- Records to use:
[Start of section]
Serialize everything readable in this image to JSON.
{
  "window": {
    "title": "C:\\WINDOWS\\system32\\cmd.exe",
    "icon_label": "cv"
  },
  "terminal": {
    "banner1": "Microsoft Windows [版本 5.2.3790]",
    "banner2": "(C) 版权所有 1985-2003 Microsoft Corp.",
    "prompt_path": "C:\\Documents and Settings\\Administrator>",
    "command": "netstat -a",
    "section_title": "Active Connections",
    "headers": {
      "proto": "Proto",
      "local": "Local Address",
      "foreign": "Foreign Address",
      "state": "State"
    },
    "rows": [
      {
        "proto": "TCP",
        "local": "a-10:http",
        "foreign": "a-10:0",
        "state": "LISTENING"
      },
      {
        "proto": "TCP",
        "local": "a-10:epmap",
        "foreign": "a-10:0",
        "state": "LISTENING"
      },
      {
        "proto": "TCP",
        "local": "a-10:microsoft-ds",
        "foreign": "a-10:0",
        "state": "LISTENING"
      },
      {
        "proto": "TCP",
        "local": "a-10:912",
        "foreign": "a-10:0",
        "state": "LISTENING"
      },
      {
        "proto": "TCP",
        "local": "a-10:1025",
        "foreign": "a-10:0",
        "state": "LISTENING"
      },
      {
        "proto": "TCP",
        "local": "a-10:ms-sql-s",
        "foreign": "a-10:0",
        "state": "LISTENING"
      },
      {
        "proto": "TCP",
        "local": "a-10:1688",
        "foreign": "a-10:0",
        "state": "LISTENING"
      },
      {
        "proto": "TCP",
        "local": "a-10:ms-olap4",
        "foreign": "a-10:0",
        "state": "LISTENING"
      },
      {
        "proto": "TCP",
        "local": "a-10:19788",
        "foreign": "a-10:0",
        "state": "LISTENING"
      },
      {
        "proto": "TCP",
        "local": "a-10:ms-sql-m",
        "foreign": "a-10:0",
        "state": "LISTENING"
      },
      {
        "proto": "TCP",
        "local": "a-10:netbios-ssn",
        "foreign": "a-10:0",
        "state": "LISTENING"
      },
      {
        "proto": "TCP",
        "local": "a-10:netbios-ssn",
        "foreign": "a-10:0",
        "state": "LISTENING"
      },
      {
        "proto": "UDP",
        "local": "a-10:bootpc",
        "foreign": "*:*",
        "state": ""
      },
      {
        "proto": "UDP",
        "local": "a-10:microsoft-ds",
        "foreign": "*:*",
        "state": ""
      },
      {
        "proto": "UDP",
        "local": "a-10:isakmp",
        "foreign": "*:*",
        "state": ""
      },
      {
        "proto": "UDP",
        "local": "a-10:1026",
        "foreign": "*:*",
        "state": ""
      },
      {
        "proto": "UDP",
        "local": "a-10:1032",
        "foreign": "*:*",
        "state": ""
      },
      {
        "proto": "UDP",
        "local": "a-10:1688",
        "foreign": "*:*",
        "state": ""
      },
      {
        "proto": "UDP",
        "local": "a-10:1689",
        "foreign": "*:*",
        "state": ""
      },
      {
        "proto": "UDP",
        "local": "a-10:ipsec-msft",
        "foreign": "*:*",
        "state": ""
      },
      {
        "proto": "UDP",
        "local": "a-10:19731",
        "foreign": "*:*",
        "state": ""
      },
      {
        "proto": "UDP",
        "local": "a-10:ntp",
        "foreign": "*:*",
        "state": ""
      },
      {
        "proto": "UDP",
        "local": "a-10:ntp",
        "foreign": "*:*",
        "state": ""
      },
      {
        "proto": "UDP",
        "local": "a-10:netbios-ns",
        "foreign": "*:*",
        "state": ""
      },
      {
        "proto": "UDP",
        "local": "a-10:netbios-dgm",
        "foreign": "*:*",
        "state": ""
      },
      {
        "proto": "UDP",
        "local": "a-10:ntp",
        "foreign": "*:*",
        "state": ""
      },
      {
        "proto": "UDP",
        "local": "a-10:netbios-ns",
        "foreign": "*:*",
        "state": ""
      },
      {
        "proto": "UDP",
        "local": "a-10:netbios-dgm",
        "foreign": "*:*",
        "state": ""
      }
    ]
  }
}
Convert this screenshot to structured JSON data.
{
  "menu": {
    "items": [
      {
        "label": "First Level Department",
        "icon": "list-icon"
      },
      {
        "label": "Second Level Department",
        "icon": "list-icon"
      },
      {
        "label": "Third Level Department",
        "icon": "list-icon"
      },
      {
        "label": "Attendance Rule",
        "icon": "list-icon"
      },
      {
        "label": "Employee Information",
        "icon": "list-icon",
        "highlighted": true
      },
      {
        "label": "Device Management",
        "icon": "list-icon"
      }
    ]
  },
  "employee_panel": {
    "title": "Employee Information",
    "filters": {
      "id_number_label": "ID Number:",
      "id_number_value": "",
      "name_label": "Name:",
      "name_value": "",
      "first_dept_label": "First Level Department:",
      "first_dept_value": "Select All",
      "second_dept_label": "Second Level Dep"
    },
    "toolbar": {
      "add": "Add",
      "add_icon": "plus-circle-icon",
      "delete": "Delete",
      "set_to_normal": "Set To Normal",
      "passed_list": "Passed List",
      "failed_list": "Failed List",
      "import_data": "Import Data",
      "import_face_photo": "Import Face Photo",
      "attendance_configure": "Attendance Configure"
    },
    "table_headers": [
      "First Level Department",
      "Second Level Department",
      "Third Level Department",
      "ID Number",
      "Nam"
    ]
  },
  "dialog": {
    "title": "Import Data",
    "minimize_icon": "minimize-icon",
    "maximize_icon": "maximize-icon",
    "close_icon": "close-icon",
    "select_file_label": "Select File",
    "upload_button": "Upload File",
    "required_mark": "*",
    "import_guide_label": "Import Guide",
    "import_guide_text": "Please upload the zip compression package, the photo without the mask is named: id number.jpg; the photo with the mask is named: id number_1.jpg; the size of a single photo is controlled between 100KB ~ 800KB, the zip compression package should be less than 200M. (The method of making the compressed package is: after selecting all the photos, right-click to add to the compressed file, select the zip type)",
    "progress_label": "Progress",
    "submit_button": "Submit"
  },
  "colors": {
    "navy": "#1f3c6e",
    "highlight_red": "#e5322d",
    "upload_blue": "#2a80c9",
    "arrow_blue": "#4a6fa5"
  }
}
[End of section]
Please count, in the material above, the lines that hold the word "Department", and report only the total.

7